Cut Twice is both lament and celebration of matter’s agency and persistence. A collection of jointed, kinetic building blocks made from reclaimed and new 2×4’s; matter that has refused to be refuse. I celebrate the persistence of matter and the insistence that life will go on. This demented pile of reaching, writhing and stressed-out lumber changes from day to day, with opportunities for the audience to join in and see what they can do.
Cut Twice installed at the Gladstone Hotel for Grow Op 2015
Jane Bennett’s proposition in Vibrant Matter; A Political Ecology of Things, that all matter might have propensities of its own is described in political terms. She insists that the absolute separation of “dull matter (it, things) and vibrant life (us, beings)…encourage[s] us to ignore the vitality of matter and the lively powers of material formations” (p.vii). The book begins by asking what would happen if we acted as if matter were an actant (a source of action) rather than inert object. She called it a “thing” as opposed to an “object” to emphasize that matter, even a small pile of refuse she encounters one morning in the gutter, has “Thing-Power: the curious ability of inanimate things to animate, to act, to produce effects dramatic and subtle.” (p6). Bennett distinguishes things with agency from objects that exist in a subject-object relationship as perceived by a sentient mind. When she says that “to live, humans need to interpret the world as objects”, and that “a life is a field of flows and intensities” she is insisting that a sense of matter-as-fixed is a property of human perceptual capacity, not a property of matter itself (p58).

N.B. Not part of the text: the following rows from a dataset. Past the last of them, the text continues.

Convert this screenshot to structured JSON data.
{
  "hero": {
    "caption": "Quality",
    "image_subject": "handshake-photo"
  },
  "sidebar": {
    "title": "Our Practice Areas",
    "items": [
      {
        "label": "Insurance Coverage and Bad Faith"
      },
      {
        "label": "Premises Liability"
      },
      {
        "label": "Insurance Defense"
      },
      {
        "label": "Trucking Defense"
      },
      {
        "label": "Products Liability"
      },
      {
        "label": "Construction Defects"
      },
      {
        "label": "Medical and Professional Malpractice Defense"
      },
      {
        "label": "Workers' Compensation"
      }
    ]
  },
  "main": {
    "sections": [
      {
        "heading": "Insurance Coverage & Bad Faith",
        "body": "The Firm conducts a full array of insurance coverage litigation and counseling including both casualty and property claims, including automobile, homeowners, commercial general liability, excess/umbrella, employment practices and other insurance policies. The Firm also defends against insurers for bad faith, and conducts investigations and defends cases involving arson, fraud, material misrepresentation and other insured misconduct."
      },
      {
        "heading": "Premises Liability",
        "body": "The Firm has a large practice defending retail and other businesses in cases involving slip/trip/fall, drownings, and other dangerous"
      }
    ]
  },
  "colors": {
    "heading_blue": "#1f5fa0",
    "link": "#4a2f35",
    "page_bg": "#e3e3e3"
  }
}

The feminist physicist Karen Barad tells us that matter is not a ‘thing’ but a ‘doing’; that substance, like meaning, is an intra-active becoming. In other words, neither meaning nor matter is fixed, rather each is created as we sense, share and negotiate our engagement in the world together. My sculpture seeks to engage the audience as co-creators in ‘doing’ the art, in moving and being physically engaged with the work. This way I hope to make visible on the macro level the inter- and intra-action of matter that is always happening on the scale of the micro, because what physics teaches us is that we are not separate, that animate and inanimate is a false binary that sets humans up as exploiters in a flawed relationship with matter.
Cut Twice at Gales Gallery, May 2015
Repair Centre, Peter MacKendrick Community Gallery Wychwood Barns, July 2015.